The current exhibition on at the City Arts Centre is the collected works of Scottish artist’s William Gillies and John Maxwell. While the two men were distinctively different in style and story, their friendship and somewhat paralleling lifestyles provide an interesting and often overlooked angle on two names that have become so embedded in the anthology of Scottish Art.
Inspired partially by Munch, the intensity and drama in these paintings, and the immediacy a viewer can feel through them, is reason enough alone to visit. John Maxwell then became famous for his playfully surreal oil paintings, often with nude figures tucked away in a right-hand corner or behind a flowerpot, created in vivid reds and oranges and golds.
The exhibition is unique in its careful treatment of the artists’ friendship. The chronological layout tells the story well; starting on the first floor, with Gillies’ abstract and adventurous water colours and moving through to Maxwell’s early dabbling in abrasive canvas works. The paintings are interspersed with holiday pictures documenting the progression of their friendship. Walking around, one can see landscapes the artists visited together from each set of eyes.

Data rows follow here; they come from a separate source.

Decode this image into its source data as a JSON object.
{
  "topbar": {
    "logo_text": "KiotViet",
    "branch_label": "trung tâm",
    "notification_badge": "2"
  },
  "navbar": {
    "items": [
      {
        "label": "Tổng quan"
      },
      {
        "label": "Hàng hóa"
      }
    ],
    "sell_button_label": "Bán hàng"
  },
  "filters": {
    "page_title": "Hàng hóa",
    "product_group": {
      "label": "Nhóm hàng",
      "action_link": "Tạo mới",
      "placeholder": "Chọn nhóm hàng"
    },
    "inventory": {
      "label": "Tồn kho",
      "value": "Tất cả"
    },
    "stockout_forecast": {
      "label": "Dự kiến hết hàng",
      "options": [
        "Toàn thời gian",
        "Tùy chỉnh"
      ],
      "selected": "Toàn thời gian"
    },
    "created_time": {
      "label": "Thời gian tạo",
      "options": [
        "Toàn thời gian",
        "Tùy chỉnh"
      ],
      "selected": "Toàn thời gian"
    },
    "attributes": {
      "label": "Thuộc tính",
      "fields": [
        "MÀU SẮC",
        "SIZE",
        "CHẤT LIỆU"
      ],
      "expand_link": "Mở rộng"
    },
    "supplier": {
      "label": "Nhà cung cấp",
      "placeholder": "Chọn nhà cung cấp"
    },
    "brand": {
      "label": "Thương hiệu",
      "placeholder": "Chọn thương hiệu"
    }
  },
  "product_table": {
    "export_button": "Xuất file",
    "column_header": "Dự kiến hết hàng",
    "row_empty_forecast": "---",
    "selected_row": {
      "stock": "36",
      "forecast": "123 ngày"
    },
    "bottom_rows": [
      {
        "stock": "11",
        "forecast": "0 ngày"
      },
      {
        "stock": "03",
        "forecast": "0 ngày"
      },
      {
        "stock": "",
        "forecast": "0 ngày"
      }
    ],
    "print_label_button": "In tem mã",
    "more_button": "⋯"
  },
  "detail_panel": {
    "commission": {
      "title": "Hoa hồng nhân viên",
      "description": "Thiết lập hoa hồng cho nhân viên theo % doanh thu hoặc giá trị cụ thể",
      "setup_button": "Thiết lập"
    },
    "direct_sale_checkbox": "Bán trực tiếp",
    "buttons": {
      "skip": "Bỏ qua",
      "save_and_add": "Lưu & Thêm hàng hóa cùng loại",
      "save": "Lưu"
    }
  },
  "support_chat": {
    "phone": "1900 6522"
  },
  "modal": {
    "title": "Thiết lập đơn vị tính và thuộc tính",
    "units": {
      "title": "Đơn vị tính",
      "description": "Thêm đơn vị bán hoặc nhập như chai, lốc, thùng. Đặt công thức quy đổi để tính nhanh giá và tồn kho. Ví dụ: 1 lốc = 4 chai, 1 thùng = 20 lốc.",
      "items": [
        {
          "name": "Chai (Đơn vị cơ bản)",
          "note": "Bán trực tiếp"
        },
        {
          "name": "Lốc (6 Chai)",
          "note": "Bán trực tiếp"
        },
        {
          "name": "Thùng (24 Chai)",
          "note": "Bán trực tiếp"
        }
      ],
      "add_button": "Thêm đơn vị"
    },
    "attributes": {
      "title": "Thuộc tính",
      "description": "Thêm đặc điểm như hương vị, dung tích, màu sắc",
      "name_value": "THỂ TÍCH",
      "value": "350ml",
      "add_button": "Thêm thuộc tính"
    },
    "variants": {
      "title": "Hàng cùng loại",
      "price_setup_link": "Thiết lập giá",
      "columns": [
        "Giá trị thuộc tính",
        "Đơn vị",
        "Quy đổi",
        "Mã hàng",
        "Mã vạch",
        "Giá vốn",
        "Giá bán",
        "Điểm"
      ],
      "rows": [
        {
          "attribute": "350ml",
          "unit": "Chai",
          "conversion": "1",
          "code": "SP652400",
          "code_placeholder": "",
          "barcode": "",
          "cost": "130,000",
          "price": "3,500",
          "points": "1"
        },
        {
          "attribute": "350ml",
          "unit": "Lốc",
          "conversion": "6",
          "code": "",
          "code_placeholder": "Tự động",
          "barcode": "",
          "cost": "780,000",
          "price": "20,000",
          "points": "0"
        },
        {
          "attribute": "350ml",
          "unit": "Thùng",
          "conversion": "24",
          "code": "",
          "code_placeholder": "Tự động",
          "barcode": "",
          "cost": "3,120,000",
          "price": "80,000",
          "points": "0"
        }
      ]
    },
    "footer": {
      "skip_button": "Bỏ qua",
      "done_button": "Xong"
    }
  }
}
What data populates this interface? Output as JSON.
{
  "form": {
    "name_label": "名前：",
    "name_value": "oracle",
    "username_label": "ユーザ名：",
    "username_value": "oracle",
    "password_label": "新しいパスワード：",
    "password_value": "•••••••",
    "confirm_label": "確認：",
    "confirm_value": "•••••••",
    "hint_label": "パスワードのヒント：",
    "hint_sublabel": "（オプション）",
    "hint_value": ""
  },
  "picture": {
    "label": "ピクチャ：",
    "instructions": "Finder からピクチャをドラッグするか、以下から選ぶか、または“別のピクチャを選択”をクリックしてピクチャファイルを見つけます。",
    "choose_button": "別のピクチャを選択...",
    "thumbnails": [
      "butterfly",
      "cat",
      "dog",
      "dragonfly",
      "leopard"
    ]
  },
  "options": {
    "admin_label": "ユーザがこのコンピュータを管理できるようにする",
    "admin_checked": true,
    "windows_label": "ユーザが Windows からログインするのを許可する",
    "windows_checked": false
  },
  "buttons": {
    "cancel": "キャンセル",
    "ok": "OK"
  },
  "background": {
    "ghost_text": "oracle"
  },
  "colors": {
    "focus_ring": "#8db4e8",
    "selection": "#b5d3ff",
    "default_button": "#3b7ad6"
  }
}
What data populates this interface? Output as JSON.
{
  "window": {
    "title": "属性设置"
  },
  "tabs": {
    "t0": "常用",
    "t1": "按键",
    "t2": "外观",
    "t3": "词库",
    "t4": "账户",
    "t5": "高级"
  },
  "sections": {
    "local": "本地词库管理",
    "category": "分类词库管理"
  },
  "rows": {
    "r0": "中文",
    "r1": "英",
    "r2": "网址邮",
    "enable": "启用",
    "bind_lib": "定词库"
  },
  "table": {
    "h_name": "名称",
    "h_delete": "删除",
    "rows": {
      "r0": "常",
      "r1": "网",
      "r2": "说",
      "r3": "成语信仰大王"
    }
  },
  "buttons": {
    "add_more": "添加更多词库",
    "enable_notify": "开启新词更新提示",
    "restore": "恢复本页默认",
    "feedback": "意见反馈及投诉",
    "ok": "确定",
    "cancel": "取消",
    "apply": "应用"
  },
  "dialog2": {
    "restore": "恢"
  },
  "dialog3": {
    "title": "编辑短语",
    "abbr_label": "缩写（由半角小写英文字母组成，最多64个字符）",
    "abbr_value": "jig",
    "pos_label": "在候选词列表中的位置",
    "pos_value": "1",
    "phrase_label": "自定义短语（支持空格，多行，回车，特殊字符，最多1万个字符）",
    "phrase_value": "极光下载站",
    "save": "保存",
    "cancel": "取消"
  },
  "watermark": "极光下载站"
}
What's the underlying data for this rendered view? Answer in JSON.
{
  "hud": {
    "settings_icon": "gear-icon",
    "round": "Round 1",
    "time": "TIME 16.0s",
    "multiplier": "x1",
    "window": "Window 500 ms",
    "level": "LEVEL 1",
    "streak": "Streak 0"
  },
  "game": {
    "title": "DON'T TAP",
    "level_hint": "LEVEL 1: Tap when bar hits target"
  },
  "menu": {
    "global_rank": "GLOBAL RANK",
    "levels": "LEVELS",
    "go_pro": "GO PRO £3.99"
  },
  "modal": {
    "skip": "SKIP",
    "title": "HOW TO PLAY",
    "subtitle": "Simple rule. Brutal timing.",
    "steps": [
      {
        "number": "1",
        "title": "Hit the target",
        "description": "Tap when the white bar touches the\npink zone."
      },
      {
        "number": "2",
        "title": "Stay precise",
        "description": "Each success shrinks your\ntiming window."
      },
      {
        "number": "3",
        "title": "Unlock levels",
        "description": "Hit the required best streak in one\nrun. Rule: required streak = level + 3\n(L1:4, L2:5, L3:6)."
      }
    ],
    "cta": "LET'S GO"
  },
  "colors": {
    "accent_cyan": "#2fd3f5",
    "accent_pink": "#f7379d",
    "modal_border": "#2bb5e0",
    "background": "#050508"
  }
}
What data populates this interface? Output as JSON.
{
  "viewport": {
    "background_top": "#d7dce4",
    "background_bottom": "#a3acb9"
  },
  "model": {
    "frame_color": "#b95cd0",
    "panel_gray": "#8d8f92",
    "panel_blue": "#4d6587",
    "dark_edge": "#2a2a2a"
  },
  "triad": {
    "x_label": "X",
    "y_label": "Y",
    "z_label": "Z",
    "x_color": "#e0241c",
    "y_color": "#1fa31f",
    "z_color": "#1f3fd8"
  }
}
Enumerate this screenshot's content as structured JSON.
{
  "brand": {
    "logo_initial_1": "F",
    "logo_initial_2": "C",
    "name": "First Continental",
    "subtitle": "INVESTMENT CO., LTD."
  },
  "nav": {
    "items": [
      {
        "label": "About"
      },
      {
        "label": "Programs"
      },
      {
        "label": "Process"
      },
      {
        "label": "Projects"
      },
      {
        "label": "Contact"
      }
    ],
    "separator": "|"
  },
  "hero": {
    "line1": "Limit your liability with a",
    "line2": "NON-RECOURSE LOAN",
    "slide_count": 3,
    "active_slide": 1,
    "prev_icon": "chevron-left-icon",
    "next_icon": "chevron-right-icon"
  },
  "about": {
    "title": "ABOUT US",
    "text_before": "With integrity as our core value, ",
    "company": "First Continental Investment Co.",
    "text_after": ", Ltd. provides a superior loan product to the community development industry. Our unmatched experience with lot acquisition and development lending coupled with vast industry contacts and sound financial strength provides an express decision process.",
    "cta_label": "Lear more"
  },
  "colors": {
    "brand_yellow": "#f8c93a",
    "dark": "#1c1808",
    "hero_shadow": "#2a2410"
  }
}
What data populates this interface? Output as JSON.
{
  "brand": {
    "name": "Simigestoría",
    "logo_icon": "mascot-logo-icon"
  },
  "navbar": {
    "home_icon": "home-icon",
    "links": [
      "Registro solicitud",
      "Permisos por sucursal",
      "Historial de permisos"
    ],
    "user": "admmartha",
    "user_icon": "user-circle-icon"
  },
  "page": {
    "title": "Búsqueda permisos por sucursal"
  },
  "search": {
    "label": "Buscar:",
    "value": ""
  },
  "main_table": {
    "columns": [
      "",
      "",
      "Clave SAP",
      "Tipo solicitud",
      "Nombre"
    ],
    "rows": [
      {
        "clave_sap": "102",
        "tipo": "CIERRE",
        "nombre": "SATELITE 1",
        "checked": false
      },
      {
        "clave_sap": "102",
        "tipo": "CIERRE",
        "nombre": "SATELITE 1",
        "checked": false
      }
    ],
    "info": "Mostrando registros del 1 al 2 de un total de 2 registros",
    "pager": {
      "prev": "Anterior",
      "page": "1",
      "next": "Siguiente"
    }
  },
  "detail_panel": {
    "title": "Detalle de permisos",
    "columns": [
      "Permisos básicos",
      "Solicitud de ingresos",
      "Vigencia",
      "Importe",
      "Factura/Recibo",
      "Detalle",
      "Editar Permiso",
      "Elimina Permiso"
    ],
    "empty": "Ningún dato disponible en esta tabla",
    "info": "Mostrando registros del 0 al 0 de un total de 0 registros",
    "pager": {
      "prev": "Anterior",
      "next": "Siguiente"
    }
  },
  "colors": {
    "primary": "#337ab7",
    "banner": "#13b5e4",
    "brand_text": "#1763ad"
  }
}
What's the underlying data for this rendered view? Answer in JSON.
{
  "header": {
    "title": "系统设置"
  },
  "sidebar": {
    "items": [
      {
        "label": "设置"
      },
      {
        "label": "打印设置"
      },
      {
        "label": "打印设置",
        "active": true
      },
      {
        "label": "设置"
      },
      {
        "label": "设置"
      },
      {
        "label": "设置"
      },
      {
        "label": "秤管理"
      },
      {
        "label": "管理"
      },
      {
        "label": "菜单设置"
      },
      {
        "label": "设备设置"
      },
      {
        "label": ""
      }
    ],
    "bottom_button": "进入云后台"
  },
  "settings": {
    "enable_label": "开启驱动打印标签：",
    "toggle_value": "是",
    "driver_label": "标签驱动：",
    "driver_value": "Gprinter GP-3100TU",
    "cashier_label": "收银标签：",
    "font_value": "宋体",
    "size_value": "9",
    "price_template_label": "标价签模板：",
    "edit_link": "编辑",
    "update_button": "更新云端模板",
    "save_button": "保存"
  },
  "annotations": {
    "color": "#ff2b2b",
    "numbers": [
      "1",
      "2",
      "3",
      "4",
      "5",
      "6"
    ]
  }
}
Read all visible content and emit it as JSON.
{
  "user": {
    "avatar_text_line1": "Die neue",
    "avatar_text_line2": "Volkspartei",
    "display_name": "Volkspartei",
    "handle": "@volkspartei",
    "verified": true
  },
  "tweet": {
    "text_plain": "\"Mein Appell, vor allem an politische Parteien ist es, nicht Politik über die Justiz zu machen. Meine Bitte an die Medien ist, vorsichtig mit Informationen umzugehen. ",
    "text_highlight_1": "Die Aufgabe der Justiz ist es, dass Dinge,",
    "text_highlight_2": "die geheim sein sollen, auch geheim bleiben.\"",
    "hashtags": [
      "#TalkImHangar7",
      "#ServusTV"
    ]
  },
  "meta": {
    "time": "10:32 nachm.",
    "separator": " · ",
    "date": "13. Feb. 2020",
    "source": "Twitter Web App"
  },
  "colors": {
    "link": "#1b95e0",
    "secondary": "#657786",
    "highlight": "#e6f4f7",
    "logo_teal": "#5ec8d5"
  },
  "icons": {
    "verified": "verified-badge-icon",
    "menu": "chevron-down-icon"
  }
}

Moving up to the second floor, to the exclusive and rarely seen Fletcher Collection; one is able to pick out the ways in which the two artists have influenced each other, and the ways in which they remain resolutely separate. When the men both took up gardening in their old age, one will be amused to watch as the bare branches of Gillies’ trees break through the lines of his airy and bright living room window, in an excitingly urgent way; while Maxwell’s garden, wild and dark, sits behind a neat vase of freshly cut green flowers in his own shadowy and cluttered living room.
Parallel but different, equal but separate, each artist’s collection on its own would be worth a visit, but put against each other, the City Art Centre has created a collection quite riveting.
At City Art Centre, Until 23rd October.